To celebrate the coronation of King Charles III, here is a brief exploration of his cello connections.
As I write this, preparations are underway for the coronation of King Charles III – the cellist formerly known as Prince (of Wales). This makes two low-string world leaders – with Emperor Naruhito of Japan being a violist who became emperor on the abdication of his cellist father, Akihito, the Emperor Emeritus of Japan. (Please let me know if you know of any other political leaders who are cellists or at least other low-string players.) If only Yo-Yo Ma were eligible to run for President of the United States, we could move even closer to a world led by cellists.
At that point in my life, I didn’t know much about either the cello (as my third instrument, I’d only been playing it for about three years) or British cello history (the subject I later chose for my specialization). Still, I was impressed with the pageantry, the magnificent architectural spaces shown in St. Paul’s Cathedral, and the grandeur of the music. If only a cellist had performed as Sheku Kanneh-Mason did at Prince Harry and Meghan Markle’s wedding!
Later I became a true Anglophile, having spent my formative early adult years living and studying in England. While I chose to focus on what I think of as “cellos of the people” rather than royal or even concert instruments, I was always impressed with the connections between Princes of Wales and the cello.
King Charles and the Cello
When I was studying British cello history at Oxford, my focus was mainly on its 17th and 18th-century history. But, in one of my meetings with Jeremy Montagu, he asked if I’d thought of learning more about the Prince of Wales, Charles. That’s when I learned that he played the cello. He actually played the piano, trumpet, and cello but played the cello through his undergraduate studies, performing in a concert with the Trinity College Orchestra.
Listen to King Charles talk about his earliest memory of classical music – one shared with his grandmother – in an interview with Alan Titchmarch on Classic FM:
“I used to try and play the cello, which I loved. ” – King Charles III
A Wedding Present from Mstislav Rostropovich
Turning back to the wedding of the then Prince Charles and Lady Diana, at the time, cellist Mstislav Rostropovich offered to play for them as a wedding present. Instead of accepting this offer as a private concert, the event was held at the Barbican, so that more people could enjoy the performance – and it could be used as a fundraiser. Here is some video footage from the event. It is interesting to see Rostropovich practicing fingerings on the back of his right hand, but I doubt this was due to nerves, as suggested by the commentator, but more something to keep occupied while waiting to be presented.
Arts Advocate and Passionate Patron

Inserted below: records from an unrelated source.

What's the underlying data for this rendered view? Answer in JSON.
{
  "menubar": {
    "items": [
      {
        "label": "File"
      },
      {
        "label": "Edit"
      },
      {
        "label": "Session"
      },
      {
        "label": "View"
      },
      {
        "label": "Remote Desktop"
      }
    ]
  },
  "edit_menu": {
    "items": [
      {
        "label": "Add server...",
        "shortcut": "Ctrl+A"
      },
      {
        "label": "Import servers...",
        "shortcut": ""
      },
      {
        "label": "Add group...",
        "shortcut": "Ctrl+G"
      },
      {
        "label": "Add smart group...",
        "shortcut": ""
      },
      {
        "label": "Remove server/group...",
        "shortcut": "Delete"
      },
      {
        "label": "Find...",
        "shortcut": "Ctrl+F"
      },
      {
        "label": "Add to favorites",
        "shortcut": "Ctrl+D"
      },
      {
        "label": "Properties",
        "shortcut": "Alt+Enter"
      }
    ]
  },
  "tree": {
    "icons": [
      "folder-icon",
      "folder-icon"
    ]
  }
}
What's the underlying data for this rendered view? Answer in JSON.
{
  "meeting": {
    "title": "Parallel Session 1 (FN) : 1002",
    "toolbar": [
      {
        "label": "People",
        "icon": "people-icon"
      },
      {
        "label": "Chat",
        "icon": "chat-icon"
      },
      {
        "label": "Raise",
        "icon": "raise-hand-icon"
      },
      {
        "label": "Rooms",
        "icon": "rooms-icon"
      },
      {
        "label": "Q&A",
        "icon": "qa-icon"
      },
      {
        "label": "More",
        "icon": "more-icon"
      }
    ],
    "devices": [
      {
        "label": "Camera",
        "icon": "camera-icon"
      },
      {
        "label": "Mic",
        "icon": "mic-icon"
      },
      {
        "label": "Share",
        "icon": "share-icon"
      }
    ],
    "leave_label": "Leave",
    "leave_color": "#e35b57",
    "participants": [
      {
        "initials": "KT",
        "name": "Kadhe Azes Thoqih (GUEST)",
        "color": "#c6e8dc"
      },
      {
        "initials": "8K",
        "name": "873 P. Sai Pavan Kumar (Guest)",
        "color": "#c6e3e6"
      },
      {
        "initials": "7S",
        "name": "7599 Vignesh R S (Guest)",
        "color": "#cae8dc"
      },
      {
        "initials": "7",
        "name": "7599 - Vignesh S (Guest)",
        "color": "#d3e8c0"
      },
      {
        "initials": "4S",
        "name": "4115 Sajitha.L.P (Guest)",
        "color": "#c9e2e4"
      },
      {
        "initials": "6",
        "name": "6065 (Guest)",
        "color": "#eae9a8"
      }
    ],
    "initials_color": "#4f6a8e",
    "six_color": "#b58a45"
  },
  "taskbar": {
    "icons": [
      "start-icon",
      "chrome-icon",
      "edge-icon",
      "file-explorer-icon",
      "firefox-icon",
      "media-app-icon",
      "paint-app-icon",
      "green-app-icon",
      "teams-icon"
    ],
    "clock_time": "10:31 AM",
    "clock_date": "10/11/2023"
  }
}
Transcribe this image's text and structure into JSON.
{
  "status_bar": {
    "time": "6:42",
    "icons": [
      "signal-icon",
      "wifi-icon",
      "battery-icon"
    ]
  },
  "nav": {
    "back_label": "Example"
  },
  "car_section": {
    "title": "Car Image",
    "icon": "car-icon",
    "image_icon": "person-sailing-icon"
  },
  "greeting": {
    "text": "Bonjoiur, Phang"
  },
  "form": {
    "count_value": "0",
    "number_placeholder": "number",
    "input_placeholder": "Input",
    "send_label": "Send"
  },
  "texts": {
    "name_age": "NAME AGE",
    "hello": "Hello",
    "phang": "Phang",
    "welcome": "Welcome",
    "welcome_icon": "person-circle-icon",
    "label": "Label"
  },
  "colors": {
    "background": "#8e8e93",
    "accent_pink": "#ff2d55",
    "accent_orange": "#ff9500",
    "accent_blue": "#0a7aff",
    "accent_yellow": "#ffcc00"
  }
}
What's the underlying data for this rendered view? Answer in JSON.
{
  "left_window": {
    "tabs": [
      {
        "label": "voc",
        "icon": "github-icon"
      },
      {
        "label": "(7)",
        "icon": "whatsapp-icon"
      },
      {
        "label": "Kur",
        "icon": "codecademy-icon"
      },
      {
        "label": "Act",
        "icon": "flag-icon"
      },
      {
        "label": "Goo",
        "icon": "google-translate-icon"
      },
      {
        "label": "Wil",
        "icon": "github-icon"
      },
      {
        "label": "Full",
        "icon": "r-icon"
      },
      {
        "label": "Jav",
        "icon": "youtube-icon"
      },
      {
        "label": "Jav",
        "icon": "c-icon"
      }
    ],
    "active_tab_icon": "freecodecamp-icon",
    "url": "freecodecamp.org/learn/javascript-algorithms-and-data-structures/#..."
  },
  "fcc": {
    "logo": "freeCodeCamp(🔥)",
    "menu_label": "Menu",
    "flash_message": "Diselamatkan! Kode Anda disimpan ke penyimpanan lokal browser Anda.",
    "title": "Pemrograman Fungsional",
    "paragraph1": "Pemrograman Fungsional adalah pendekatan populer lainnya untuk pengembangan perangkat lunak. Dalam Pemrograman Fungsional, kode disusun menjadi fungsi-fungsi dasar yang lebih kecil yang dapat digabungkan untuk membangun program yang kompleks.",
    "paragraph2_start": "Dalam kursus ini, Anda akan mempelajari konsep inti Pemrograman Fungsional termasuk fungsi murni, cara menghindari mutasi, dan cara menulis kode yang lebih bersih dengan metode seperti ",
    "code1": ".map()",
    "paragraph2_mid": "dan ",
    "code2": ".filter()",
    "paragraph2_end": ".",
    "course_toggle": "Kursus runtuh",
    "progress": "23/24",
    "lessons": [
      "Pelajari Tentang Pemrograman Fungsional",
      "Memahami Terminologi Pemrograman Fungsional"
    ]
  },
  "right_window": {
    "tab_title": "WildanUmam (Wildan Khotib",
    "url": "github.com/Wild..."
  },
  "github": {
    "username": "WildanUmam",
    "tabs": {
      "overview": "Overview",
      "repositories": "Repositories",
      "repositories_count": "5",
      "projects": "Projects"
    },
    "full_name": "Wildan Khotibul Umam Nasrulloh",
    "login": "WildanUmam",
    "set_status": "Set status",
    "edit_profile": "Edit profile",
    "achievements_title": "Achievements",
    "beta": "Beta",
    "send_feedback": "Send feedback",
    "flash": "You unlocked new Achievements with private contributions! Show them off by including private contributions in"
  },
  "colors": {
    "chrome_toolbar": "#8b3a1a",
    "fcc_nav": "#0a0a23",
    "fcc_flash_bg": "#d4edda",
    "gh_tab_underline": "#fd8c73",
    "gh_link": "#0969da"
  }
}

“Charles is the most culturally attuned monarch for well over a century.” – Alex Marshall, The New York Times
He has been the patron of more than twenty performing arts organizations, including the Royal Philharmonic Orchestra, the Associated Board of the Royal Schools of Music (ABRSM), the BBC National Orchestra of Wales, the Philharmonia Orchestra, and the Royal College of Music. He even conducted the Philharmonia Orchestra for the Queen Consort’s 60th birthday, in a performance of Wagner’s Siegfried Idyll.
As a cellist and music lover, The King is a powerful advocate for music education. He told Radio 3 presenter Michael Berkley:
“I’m one of those people who believes in the importance of arts education and music education in schools. Apart from anything else, I think people forget – or may not realise – what an enormous contribution the creative arts make to the whole economy. It’s immense.” – King Charles III
New Music for the Coronation
King Charles commissioned twelve new works for the coronation by composers including Judith Weir, Roxanna Panufnik, Patrick Doyle, Sarah Class, Paul Mealor, Iain Farrington, Christopher Robinson, Debbie Wiseman, Tarik O’Regan, and Andrew Lloyd Webber. Half of these new works are for orchestra and will be performed by the specially-formed Coronation Orchestra before the ceremony, before the arrival of Their Majesties at the Abbey. The first will be an overture by the Master of the King’s Music, Judith Weir, called “Brighter Visions Shine Afar.”
Although no major cello works are planned for the coronation, the composers represented by new commissions have written some wonderful cello pieces. Here is “Resonate” by Sarah Class, one of the coronation composers, for piano, cello, and orchestra, featuring the composer on the piano and cellist Caroline Dale with the Orchestra for the Earth with the London Recording Orchestra conducted by John Warner.
What cello memories do you have of King Charles III or any other world leaders? Please tell us in the comments.